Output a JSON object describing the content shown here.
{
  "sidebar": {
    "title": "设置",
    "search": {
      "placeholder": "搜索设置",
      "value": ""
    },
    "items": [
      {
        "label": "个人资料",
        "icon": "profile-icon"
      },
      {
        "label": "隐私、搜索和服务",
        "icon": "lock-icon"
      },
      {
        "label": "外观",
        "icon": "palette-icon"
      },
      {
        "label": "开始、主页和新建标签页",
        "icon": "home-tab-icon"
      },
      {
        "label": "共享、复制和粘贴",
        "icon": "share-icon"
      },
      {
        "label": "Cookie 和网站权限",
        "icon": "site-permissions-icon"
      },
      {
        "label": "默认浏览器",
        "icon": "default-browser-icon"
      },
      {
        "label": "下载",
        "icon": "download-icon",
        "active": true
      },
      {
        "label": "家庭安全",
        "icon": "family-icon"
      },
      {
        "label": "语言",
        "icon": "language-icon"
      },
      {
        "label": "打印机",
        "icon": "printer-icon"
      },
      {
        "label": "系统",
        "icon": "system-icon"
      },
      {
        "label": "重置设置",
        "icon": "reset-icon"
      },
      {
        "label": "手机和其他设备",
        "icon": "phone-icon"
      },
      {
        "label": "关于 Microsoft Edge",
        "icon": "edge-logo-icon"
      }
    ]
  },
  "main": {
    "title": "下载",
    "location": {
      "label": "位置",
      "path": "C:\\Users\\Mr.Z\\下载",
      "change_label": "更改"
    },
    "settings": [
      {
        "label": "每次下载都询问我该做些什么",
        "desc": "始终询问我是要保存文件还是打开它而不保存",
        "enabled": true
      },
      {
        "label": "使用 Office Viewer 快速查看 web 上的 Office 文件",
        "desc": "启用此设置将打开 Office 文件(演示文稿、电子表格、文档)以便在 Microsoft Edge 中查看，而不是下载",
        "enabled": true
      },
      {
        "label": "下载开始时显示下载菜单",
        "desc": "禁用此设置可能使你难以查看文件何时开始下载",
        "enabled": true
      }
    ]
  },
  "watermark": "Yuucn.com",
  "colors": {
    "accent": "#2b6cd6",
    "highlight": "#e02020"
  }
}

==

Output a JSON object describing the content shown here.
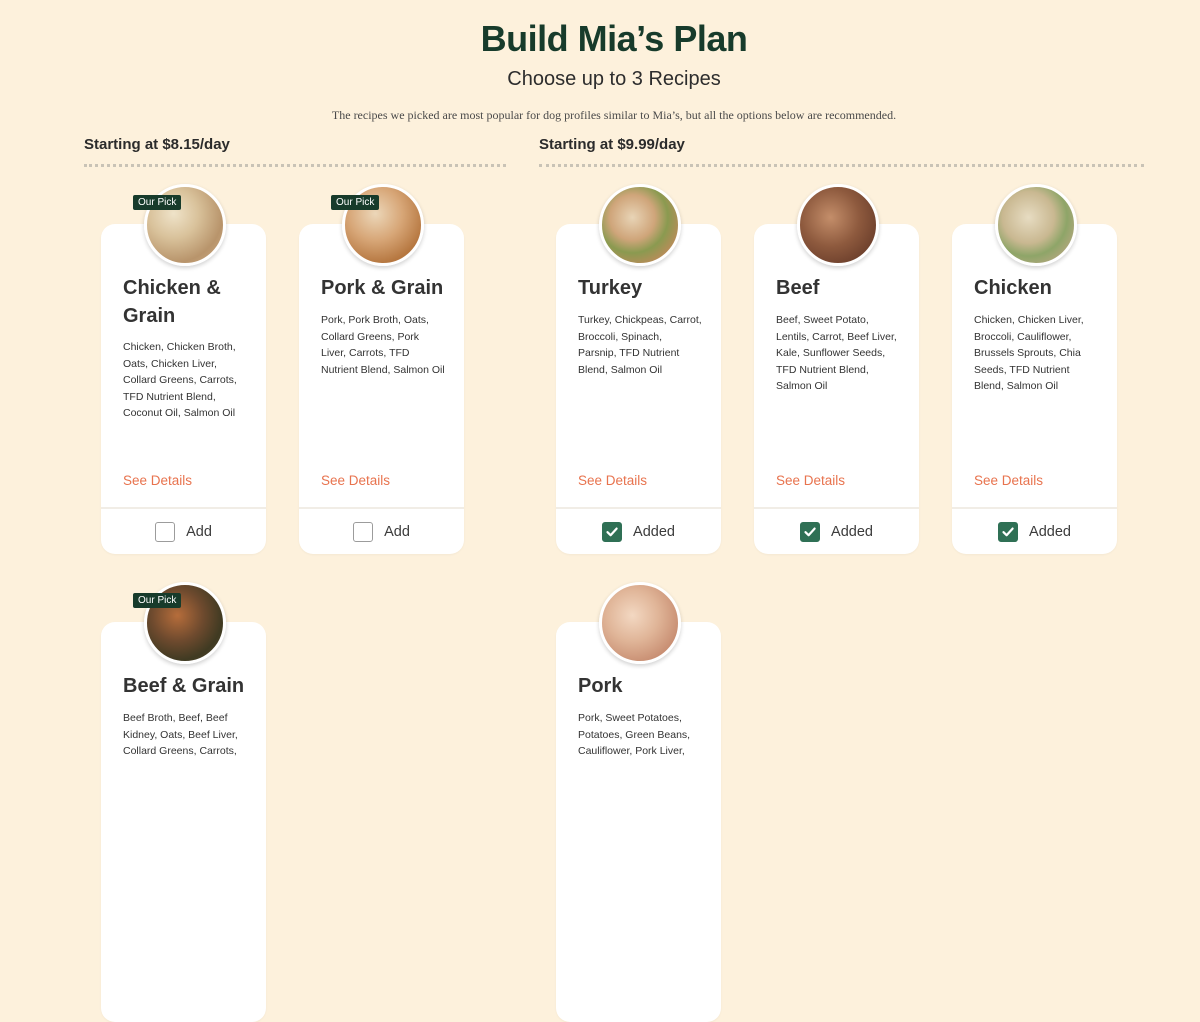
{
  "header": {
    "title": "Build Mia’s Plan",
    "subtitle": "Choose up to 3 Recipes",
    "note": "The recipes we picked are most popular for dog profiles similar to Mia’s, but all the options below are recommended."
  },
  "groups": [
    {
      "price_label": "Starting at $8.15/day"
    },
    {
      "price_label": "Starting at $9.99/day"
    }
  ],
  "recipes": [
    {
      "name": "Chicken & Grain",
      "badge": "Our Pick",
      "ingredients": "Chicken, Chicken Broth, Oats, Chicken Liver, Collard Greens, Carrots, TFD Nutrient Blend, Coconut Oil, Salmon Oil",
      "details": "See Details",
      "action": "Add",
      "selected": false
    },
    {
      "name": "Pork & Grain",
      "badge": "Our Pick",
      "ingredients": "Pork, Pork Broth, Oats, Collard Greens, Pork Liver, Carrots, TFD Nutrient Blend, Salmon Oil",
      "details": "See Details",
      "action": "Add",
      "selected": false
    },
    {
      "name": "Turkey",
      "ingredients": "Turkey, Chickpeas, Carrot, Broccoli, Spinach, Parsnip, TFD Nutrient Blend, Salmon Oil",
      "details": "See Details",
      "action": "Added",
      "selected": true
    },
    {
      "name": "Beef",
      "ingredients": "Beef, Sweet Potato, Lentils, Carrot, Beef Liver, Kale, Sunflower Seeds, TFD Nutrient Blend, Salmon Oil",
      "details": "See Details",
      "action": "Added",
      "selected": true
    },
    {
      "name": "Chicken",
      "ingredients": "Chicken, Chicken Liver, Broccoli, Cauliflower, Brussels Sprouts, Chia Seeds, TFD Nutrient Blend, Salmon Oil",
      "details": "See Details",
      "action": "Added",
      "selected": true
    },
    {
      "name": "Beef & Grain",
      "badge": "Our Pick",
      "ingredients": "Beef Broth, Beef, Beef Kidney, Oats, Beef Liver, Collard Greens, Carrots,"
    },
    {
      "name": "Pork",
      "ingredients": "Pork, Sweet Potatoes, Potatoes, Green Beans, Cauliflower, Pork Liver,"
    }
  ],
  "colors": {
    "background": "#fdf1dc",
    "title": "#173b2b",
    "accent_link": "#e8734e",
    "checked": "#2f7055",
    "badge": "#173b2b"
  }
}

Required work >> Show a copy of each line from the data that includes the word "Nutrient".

Response >>
      "ingredients": "Chicken, Chicken Broth, Oats, Chicken Liver, Collard Greens, Carrots, TFD Nutrient Blend, Coconut Oil, Salmon Oil",
      "ingredients": "Pork, Pork Broth, Oats, Collard Greens, Pork Liver, Carrots, TFD Nutrient Blend, Salmon Oil",
      "ingredients": "Turkey, Chickpeas, Carrot, Broccoli, Spinach, Parsnip, TFD Nutrient Blend, Salmon Oil",
      "ingredients": "Beef, Sweet Potato, Lentils, Carrot, Beef Liver, Kale, Sunflower Seeds, TFD Nutrient Blend, Salmon Oil",
      "ingredients": "Chicken, Chicken Liver, Broccoli, Cauliflower, Brussels Sprouts, Chia Seeds, TFD Nutrient Blend, Salmon Oil",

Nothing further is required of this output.